[[ EXCERPTED DATA open ]]

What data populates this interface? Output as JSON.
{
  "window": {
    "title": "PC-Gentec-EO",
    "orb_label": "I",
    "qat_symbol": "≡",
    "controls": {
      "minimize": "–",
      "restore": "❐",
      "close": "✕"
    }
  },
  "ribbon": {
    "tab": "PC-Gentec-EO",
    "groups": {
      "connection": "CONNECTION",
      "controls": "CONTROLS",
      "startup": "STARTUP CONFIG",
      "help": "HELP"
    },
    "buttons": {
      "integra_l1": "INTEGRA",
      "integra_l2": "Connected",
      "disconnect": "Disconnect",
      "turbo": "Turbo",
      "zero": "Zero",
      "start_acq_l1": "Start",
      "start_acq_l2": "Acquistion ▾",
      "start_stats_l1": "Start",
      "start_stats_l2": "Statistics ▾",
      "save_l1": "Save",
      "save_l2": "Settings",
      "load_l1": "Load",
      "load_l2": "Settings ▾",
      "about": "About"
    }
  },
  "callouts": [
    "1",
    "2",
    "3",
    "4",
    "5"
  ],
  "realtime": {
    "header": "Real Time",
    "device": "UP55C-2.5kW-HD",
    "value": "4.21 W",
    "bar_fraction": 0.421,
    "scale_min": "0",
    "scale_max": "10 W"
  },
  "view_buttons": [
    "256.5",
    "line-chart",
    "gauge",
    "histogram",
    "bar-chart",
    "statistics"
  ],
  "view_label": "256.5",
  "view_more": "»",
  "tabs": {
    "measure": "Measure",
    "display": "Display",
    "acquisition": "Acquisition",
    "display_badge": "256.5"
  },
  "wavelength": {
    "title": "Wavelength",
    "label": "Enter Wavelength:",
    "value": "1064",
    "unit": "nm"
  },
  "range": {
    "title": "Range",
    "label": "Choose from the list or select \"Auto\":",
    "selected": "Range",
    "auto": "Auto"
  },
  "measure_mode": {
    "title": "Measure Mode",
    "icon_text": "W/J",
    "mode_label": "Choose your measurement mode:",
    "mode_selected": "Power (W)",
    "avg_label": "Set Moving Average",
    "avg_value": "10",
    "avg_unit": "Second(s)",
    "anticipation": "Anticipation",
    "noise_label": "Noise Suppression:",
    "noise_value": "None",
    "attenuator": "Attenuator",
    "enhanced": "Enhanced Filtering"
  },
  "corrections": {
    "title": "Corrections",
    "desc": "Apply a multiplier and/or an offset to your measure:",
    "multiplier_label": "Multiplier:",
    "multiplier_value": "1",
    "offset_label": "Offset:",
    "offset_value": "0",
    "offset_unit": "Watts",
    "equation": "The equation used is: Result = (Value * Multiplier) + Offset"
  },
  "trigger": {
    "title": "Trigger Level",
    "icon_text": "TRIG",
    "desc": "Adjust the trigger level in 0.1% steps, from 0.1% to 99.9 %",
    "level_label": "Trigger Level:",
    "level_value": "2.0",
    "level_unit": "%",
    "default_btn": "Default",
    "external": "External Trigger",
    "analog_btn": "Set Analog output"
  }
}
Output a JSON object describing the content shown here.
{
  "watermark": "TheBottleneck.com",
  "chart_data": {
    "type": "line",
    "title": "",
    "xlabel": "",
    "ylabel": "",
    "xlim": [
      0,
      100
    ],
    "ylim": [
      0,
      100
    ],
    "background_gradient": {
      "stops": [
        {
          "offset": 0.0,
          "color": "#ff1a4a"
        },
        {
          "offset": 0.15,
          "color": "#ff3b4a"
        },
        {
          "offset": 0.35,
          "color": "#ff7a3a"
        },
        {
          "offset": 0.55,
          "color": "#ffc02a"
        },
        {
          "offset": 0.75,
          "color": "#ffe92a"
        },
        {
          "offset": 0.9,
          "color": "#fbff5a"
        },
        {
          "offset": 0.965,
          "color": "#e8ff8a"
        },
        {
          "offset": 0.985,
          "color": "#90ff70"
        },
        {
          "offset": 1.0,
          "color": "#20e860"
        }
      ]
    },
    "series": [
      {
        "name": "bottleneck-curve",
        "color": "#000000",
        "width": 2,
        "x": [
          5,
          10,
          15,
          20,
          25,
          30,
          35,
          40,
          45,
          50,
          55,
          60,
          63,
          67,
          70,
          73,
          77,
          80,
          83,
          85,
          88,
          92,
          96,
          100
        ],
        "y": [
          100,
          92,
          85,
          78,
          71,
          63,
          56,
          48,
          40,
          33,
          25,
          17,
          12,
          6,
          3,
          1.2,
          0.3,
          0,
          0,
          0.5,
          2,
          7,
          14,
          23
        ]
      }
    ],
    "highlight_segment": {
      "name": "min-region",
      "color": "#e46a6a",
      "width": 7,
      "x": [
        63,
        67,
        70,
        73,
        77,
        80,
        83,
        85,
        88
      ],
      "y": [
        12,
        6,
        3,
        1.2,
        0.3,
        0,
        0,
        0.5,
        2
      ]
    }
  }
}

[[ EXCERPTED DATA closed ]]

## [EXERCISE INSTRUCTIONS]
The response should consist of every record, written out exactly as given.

## [REPLY TO THE TASK]
What data populates this interface? Output as JSON.
{
  "window": {
    "title": "PC-Gentec-EO",
    "orb_label": "I",
    "qat_symbol": "≡",
    "controls": {
      "minimize": "–",
      "restore": "❐",
      "close": "✕"
    }
  },
  "ribbon": {
    "tab": "PC-Gentec-EO",
    "groups": {
      "connection": "CONNECTION",
      "controls": "CONTROLS",
      "startup": "STARTUP CONFIG",
      "help": "HELP"
    },
    "buttons": {
      "integra_l1": "INTEGRA",
      "integra_l2": "Connected",
      "disconnect": "Disconnect",
      "turbo": "Turbo",
      "zero": "Zero",
      "start_acq_l1": "Start",
      "start_acq_l2": "Acquistion ▾",
      "start_stats_l1": "Start",
      "start_stats_l2": "Statistics ▾",
      "save_l1": "Save",
      "save_l2": "Settings",
      "load_l1": "Load",
      "load_l2": "Settings ▾",
      "about": "About"
    }
  },
  "callouts": [
    "1",
    "2",
    "3",
    "4",
    "5"
  ],
  "realtime": {
    "header": "Real Time",
    "device": "UP55C-2.5kW-HD",
    "value": "4.21 W",
    "bar_fraction": 0.421,
    "scale_min": "0",
    "scale_max": "10 W"
  },
  "view_buttons": [
    "256.5",
    "line-chart",
    "gauge",
    "histogram",
    "bar-chart",
    "statistics"
  ],
  "view_label": "256.5",
  "view_more": "»",
  "tabs": {
    "measure": "Measure",
    "display": "Display",
    "acquisition": "Acquisition",
    "display_badge": "256.5"
  },
  "wavelength": {
    "title": "Wavelength",
    "label": "Enter Wavelength:",
    "value": "1064",
    "unit": "nm"
  },
  "range": {
    "title": "Range",
    "label": "Choose from the list or select \"Auto\":",
    "selected": "Range",
    "auto": "Auto"
  },
  "measure_mode": {
    "title": "Measure Mode",
    "icon_text": "W/J",
    "mode_label": "Choose your measurement mode:",
    "mode_selected": "Power (W)",
    "avg_label": "Set Moving Average",
    "avg_value": "10",
    "avg_unit": "Second(s)",
    "anticipation": "Anticipation",
    "noise_label": "Noise Suppression:",
    "noise_value": "None",
    "attenuator": "Attenuator",
    "enhanced": "Enhanced Filtering"
  },
  "corrections": {
    "title": "Corrections",
    "desc": "Apply a multiplier and/or an offset to your measure:",
    "multiplier_label": "Multiplier:",
    "multiplier_value": "1",
    "offset_label": "Offset:",
    "offset_value": "0",
    "offset_unit": "Watts",
    "equation": "The equation used is: Result = (Value * Multiplier) + Offset"
  },
  "trigger": {
    "title": "Trigger Level",
    "icon_text": "TRIG",
    "desc": "Adjust the trigger level in 0.1% steps, from 0.1% to 99.9 %",
    "level_label": "Trigger Level:",
    "level_value": "2.0",
    "level_unit": "%",
    "default_btn": "Default",
    "external": "External Trigger",
    "analog_btn": "Set Analog output"
  }
}
Output a JSON object describing the content shown here.
{
  "watermark": "TheBottleneck.com",
  "chart_data": {
    "type": "line",
    "title": "",
    "xlabel": "",
    "ylabel": "",
    "xlim": [
      0,
      100
    ],
    "ylim": [
      0,
      100
    ],
    "background_gradient": {
      "stops": [
        {
          "offset": 0.0,
          "color": "#ff1a4a"
        },
        {
          "offset": 0.15,
          "color": "#ff3b4a"
        },
        {
          "offset": 0.35,
          "color": "#ff7a3a"
        },
        {
          "offset": 0.55,
          "color": "#ffc02a"
        },
        {
          "offset": 0.75,
          "color": "#ffe92a"
        },
        {
          "offset": 0.9,
          "color": "#fbff5a"
        },
        {
          "offset": 0.965,
          "color": "#e8ff8a"
        },
        {
          "offset": 0.985,
          "color": "#90ff70"
        },
        {
          "offset": 1.0,
          "color": "#20e860"
        }
      ]
    },
    "series": [
      {
        "name": "bottleneck-curve",
        "color": "#000000",
        "width": 2,
        "x": [
          5,
          10,
          15,
          20,
          25,
          30,
          35,
          40,
          45,
          50,
          55,
          60,
          63,
          67,
          70,
          73,
          77,
          80,
          83,
          85,
          88,
          92,
          96,
          100
        ],
        "y": [
          100,
          92,
          85,
          78,
          71,
          63,
          56,
          48,
          40,
          33,
          25,
          17,
          12,
          6,
          3,
          1.2,
          0.3,
          0,
          0,
          0.5,
          2,
          7,
          14,
          23
        ]
      }
    ],
    "highlight_segment": {
      "name": "min-region",
      "color": "#e46a6a",
      "width": 7,
      "x": [
        63,
        67,
        70,
        73,
        77,
        80,
        83,
        85,
        88
      ],
      "y": [
        12,
        6,
        3,
        1.2,
        0.3,
        0,
        0,
        0.5,
        2
      ]
    }
  }
}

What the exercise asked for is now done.